But the very fact of driving at night catches hold of me, and my mind, with most of the visual information subtracted by the dark of unlit highway, begins to juxtapose other trips at night in my mind, and I find myself remembering other travels, other places in-between. I remember the Great River Road - I am nineteen and getting out of the car to take a piss is an intimidating feat with the walls of impassable, hissing and creaking foliage closing hard in on the two-lane highway. I am twenty-two on an Amtrak train stopped on a siding and I awake in my uncomfortable coach seat to a field of fireflies, glow worms and stars that give the illusion of floating in space. I am twenty-seven in a taxi rushing back from a trip to Turkmenabat, and our driver is passing everything on the road and we're convinced we are going to die. I'm twenty-nine and on a train in southern Kazakhstan and the only light for miles on the empty steppe is a lonely whitewashed train station where a few figures bend and scuttle in the night living their impossible-seeming lives. The web of memory pulls these and other disparate threads together, sorting by levels of light and movement. I'm nineteen and crossing over the Santa Cruz mountains in a thunder storm. My vision is occluded, objects seen reduced to icons, and my memory comes alive. I slide along the 4th dimension of my life like a bead on a string necklace, dreaming with my eyes open.
I have become more afraid, lately, of vehicular travel. I had thought this was because I feel my luck is running out. After all, how many battered airplanes can one fly in before one of them drops from the sky? How many daredevil taxi rides through the dark before one goes tumbling into a ditch? But now, comparing all these memories, I decide it is because I have much more to live for. Never before have I felt needed in the way I do now, or cared for. Where once I was a young and callow man almost as light and unattached as a gas, with little to lose but myself, I am now a solid, with a feeling of rootedness in something. It is a strange and a new feeling, and there may be nothing so fear-inspiring.

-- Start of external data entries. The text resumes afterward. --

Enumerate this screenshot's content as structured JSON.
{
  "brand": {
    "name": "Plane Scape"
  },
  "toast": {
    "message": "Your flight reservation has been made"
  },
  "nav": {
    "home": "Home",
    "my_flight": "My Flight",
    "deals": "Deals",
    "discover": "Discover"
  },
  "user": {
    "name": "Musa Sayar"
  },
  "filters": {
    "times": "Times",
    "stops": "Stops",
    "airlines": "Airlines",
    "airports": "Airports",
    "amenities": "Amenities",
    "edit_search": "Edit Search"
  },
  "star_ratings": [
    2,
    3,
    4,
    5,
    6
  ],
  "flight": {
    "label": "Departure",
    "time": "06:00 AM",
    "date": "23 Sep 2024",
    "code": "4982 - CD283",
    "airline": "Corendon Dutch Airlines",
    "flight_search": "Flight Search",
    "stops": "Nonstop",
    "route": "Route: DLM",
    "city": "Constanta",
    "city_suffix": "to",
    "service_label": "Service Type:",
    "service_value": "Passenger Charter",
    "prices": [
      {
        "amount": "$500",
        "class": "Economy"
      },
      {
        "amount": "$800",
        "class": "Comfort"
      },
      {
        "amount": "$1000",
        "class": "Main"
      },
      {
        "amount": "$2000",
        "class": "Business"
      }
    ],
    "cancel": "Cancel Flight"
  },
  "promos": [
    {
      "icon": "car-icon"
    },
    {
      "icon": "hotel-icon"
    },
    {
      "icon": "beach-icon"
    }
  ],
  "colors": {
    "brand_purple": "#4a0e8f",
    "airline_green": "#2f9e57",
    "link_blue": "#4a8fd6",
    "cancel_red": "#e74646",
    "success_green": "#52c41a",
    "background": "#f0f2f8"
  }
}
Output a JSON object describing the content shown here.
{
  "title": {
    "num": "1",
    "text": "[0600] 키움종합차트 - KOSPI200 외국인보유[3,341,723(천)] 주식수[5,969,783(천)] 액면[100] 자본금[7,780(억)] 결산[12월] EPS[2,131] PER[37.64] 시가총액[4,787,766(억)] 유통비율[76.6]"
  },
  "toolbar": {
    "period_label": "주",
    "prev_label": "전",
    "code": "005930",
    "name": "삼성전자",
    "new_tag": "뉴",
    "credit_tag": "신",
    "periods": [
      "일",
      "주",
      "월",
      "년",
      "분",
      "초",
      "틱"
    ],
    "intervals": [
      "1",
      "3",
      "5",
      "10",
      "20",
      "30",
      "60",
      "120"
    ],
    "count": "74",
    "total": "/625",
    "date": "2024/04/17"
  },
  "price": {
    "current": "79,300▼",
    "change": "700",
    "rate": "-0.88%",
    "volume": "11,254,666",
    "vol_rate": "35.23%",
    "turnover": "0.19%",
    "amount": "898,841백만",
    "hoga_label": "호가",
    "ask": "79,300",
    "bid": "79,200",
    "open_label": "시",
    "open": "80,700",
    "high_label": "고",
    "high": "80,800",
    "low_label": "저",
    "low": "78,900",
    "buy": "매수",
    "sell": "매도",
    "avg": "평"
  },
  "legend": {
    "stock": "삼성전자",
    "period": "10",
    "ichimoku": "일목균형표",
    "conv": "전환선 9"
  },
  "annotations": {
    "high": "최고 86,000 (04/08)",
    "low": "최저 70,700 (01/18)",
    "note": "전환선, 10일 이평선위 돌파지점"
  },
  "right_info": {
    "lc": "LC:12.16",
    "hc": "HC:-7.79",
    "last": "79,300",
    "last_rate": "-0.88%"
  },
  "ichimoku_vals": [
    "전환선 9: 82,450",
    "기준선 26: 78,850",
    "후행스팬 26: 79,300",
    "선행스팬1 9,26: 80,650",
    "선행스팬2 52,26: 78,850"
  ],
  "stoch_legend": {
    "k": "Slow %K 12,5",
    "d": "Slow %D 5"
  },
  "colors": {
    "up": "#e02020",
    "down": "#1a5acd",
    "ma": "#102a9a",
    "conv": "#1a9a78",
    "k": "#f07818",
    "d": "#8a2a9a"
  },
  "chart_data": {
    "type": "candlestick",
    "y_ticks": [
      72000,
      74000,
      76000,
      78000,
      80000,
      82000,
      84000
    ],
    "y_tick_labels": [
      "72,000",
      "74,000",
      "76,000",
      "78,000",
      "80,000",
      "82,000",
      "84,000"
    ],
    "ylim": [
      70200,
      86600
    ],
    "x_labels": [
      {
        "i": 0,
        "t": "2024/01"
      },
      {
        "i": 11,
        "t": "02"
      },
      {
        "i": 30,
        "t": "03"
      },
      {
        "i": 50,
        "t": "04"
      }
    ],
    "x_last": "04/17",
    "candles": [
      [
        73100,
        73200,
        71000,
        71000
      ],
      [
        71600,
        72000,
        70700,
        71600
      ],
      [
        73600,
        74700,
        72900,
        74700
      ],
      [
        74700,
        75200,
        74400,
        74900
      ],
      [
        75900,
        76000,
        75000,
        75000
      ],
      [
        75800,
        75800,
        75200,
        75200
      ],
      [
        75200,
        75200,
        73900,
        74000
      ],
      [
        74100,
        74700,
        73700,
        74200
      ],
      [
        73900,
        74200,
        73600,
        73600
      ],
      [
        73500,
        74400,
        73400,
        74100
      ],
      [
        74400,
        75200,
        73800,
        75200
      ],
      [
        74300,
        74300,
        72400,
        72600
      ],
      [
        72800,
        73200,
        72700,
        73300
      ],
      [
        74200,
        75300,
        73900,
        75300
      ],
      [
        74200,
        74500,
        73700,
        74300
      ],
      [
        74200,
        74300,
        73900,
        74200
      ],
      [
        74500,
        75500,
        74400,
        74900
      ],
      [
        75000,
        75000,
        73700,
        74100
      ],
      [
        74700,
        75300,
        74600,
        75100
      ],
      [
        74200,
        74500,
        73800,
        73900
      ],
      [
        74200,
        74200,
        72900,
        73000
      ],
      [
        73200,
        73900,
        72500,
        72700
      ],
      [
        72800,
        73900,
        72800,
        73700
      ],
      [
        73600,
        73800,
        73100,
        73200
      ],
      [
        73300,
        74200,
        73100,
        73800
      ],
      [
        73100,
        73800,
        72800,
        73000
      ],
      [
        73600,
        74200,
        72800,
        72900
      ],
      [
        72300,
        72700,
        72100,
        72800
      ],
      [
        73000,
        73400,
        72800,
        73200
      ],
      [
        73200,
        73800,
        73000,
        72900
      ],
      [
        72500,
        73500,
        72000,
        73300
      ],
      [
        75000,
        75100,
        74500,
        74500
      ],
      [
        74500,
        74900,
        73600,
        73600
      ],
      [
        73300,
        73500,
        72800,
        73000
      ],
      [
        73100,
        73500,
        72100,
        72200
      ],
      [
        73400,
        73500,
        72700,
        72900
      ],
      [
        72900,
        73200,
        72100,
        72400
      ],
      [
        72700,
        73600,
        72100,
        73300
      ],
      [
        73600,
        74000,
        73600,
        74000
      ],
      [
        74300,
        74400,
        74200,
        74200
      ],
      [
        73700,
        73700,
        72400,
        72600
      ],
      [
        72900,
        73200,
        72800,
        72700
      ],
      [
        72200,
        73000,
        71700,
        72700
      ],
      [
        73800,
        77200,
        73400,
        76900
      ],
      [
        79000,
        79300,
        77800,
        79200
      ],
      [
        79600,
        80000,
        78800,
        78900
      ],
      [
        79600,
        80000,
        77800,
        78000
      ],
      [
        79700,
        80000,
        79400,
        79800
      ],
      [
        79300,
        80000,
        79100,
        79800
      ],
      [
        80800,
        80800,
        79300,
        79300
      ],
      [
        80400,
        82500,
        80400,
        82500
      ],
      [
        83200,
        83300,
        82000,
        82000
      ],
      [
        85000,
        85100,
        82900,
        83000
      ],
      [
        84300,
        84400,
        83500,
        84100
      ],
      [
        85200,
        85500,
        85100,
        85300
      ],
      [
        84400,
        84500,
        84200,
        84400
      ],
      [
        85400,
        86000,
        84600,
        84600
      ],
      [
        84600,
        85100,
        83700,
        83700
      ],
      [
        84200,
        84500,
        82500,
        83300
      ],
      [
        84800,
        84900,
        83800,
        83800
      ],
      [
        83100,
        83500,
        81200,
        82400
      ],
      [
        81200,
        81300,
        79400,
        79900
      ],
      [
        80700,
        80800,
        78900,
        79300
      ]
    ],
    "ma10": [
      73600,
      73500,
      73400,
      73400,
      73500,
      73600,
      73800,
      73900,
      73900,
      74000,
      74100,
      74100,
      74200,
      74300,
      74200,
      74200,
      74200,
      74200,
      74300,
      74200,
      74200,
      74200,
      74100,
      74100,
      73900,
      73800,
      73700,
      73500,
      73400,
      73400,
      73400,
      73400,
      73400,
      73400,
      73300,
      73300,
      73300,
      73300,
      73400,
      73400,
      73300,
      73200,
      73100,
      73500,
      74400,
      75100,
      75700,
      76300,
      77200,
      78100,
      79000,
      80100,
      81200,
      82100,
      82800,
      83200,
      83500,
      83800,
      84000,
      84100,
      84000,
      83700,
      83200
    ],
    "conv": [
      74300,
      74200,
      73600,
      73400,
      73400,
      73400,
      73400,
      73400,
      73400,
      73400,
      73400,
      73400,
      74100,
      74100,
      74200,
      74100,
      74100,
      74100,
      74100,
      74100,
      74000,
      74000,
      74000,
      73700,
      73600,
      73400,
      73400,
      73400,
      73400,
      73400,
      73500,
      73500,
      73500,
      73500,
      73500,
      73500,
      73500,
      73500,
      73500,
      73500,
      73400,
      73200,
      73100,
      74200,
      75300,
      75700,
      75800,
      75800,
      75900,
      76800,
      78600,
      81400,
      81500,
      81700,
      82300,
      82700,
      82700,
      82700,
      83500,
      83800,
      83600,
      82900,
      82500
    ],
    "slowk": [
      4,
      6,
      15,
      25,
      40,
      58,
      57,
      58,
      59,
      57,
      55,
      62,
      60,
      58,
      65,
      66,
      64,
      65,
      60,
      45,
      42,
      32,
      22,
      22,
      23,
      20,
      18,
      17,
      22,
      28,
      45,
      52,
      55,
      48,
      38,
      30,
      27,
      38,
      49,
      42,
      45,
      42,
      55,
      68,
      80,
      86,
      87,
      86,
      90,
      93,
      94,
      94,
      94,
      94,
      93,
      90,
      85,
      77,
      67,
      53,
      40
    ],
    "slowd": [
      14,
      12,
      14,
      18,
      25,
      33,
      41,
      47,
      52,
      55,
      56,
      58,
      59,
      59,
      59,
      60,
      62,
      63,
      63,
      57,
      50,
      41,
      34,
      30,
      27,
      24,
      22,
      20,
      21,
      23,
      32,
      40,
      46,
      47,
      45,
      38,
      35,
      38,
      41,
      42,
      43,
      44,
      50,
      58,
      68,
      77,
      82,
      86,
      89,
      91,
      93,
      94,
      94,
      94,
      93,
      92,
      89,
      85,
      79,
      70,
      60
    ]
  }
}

We pass a gas station shaped like a UFO, completely empty and abandoned-looking, and yet lit-up against the darkness, a noir set waiting for its scene. The even, identical rows of trees planted along the side of the road have, over the years, died into a random pattern. All of the survivors are now twisted into shapes of their own. A traffic cop is drinking tea at a child's desk on the side of the road, the gate of his checkpoint lit up with red Christmas lights. We drive around the gate, slowing but not stopping. He tips his enormous hat to us and returns to his tea. We have arrived in the middle of nowhere, and safely.